Mentions: One hundred and eighty patients with secondary peritonitis were prospectively studied. Patients' characteristics are presented in Table 1. The origin of peritonitis is described in Table 2. Patients were separated into two groups according to the occurrence of septic shock. Seventy four patients (41%) developed perioperative septic shock (<24 hours before, during, or up to 24 hours after surgical intervention). The clinical characteristics, outcome, and bacteriologic data of patients with and without septic shock are presented in Table 3. Multivariate analysis identified three independent factors related to the occurrence of septic shock: age over 65 years, two or more microorganisms, or anaerobes in the peritoneal fluid (Table 4). Mortality at day-30 was 8% in patients who did not develop septic shock, and 35% in patients with septic shock (OR = 4.11, 95% CI = 1.78 to 9.48, P = 0.0003). Because few deaths were observed at day 30 in patients with no septic shock (9 events out of 106 patients), survival analysis could not be conducted with sufficient power in this group.
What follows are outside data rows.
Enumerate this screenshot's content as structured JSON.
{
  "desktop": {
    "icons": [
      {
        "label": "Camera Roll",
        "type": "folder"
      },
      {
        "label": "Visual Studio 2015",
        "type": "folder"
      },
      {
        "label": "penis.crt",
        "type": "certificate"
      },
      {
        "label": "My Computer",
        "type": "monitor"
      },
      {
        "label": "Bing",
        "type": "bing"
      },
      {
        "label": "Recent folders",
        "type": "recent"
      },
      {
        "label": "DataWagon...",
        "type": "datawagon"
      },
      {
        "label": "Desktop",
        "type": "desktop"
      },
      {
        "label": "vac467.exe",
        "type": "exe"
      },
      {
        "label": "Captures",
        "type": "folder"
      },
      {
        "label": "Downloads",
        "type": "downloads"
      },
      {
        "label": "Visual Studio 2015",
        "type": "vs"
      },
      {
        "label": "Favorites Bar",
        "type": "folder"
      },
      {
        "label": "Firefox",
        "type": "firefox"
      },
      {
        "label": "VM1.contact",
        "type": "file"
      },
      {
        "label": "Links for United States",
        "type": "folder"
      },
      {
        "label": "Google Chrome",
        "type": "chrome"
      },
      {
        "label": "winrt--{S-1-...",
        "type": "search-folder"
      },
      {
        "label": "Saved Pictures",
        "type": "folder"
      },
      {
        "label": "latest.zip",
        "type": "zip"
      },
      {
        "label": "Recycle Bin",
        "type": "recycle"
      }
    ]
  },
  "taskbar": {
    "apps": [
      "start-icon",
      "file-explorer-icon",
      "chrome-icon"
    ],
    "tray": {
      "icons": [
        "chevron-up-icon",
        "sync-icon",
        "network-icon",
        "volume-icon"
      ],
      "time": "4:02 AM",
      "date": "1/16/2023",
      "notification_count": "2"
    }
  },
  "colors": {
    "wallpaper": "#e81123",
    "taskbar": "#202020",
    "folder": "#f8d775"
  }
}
Survival analysis was therefore performed only in the sub-group of patients with septic shock. Risk factors for mortality in patients with septic shock are presented in Table 5. Multivariate analysis identified two independent risk factors associated with death in the subgroup of patients with septic shock: SAPS II (adjusted OR = 1.02; 95% CI = 1.0 to 1.04, P = 0.04) and biliary origin of peritonitis (adjusted OR = 3.50; 95% CI = 1.09 to 11.70, P = 0.03). Survival curves according to biliary or non-biliary origin of peritonitis is depicted in Figure 1.

Bottom Line: Septic shock occurrence and mortality rate were not different between community-acquired and postoperative peritonitis.Age over 65, two or more microorganisms, or anaerobes in peritoneal fluid culture were independent risk factors of shock.Unlike previous studies, we observed no difference in incidence of shock and prognosis between community-acquired and postoperative peritonitis.

View Article: PubMed Central - HTML - PubMed

Affiliation: Department of Anesthesiology and Intensive Care, Hôpital Lariboisière, Assistance Publique-Hôpitaux de Paris (AP-HP), Paris 75010, France. florence.riche@lrb.aphp.fr

ABSTRACT

Introduction: The risk factors associated with poor outcome in generalized peritonitis are still debated. Our aim was to analyze clinical and bacteriological factors associated with the occurrence of shock and mortality in patients with secondary generalized peritonitis.

Methods: This was a prospective observational study involving 180 consecutive patients with secondary generalized peritonitis (community-acquired and postoperative) at a single center. We recorded peri-operative occurrence of septic shock and 30-day survival rate and analyzed their associations with patients characteristics (age, gender, SAPS II, liver cirrhosis, cancer, origin of peritonitis), and microbiological/mycological data (peritoneal fluid, blood cultures).

Results: Frequency of septic shock was 41% and overall mortality rate was 19% in our cohort. Patients with septic shock had a mortality rate of 35%, versus 8% for patients without shock. Septic shock occurrence and mortality rate were not different between community-acquired and postoperative peritonitis. Age over 65, two or more microorganisms, or anaerobes in peritoneal fluid culture were independent risk factors of shock. In the subgroup of peritonitis with septic shock, biliary origin was independently associated with increased mortality. In addition, intraperitoneal yeasts and Enterococci were associated with septic shock in community-acquired peritonitis. Yeasts in the peritoneal fluid of postoperative peritonitis were also an independent risk factor of death in patients with septic shock.

Conclusions: Unlike previous studies, we observed no difference in incidence of shock and prognosis between community-acquired and postoperative peritonitis. Our findings support the deleterious role of Enterococcus species and yeasts in peritoneal fluid, reinforcing the need for prospective trials evaluating systematic treatment against these microorganisms in patients with secondary peritonitis.

Show MeSH
Related in: MedlinePlus